═════ Supplied material ═════

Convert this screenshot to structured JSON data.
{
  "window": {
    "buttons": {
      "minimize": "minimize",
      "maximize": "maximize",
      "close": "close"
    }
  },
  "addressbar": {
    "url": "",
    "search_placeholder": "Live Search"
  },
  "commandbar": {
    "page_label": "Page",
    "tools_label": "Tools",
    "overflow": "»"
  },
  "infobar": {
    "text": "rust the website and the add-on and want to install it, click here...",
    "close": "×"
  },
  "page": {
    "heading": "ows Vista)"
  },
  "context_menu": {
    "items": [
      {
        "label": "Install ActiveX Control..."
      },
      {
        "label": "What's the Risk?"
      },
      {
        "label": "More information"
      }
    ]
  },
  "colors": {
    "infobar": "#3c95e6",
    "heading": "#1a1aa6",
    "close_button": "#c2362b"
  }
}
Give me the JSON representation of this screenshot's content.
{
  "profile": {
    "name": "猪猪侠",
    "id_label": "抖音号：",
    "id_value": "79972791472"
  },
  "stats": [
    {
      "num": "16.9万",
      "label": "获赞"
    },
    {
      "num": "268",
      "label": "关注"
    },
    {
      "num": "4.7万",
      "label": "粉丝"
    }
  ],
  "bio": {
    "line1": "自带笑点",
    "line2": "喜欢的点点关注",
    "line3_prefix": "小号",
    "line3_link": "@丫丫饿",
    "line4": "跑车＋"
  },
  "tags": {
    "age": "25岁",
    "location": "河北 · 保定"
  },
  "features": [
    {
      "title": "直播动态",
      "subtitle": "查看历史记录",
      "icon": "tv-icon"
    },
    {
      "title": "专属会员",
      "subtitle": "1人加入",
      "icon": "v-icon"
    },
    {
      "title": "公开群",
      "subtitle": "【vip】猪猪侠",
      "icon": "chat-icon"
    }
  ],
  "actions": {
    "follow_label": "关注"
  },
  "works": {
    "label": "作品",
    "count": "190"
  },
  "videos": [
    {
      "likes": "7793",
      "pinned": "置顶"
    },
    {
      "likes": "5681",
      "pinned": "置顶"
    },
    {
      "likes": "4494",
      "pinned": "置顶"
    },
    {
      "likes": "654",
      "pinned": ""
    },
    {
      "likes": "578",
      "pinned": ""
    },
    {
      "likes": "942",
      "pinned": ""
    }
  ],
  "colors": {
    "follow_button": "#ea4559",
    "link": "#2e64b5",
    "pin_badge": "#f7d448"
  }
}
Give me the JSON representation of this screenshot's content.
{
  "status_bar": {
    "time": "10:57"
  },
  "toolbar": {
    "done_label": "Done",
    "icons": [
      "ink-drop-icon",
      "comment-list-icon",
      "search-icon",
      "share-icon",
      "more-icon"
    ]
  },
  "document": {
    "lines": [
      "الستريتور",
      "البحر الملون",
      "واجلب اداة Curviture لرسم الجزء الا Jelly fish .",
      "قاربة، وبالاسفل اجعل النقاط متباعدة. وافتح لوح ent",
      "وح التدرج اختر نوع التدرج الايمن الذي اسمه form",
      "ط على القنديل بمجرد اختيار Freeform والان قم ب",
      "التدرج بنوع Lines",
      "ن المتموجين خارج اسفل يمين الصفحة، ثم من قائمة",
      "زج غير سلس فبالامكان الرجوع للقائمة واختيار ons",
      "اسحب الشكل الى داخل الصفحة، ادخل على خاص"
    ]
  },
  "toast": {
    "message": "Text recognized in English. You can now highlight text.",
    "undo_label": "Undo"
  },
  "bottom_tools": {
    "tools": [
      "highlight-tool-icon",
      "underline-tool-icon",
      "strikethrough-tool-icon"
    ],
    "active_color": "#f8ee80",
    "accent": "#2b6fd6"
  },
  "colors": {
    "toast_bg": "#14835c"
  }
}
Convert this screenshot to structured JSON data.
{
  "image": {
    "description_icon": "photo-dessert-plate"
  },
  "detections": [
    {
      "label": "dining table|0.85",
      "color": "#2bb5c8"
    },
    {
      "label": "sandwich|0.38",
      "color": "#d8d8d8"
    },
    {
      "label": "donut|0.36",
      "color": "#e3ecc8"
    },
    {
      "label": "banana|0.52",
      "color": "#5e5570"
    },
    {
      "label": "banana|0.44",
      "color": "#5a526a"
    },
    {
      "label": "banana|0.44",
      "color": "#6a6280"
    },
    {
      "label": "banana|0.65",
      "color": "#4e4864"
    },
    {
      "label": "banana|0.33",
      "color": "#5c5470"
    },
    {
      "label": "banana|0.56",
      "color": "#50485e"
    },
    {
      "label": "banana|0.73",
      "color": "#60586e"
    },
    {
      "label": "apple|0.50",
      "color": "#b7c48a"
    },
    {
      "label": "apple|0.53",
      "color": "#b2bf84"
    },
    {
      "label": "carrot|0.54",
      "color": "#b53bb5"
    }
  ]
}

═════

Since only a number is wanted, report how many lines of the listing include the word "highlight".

--- Answer to this exercise ---
2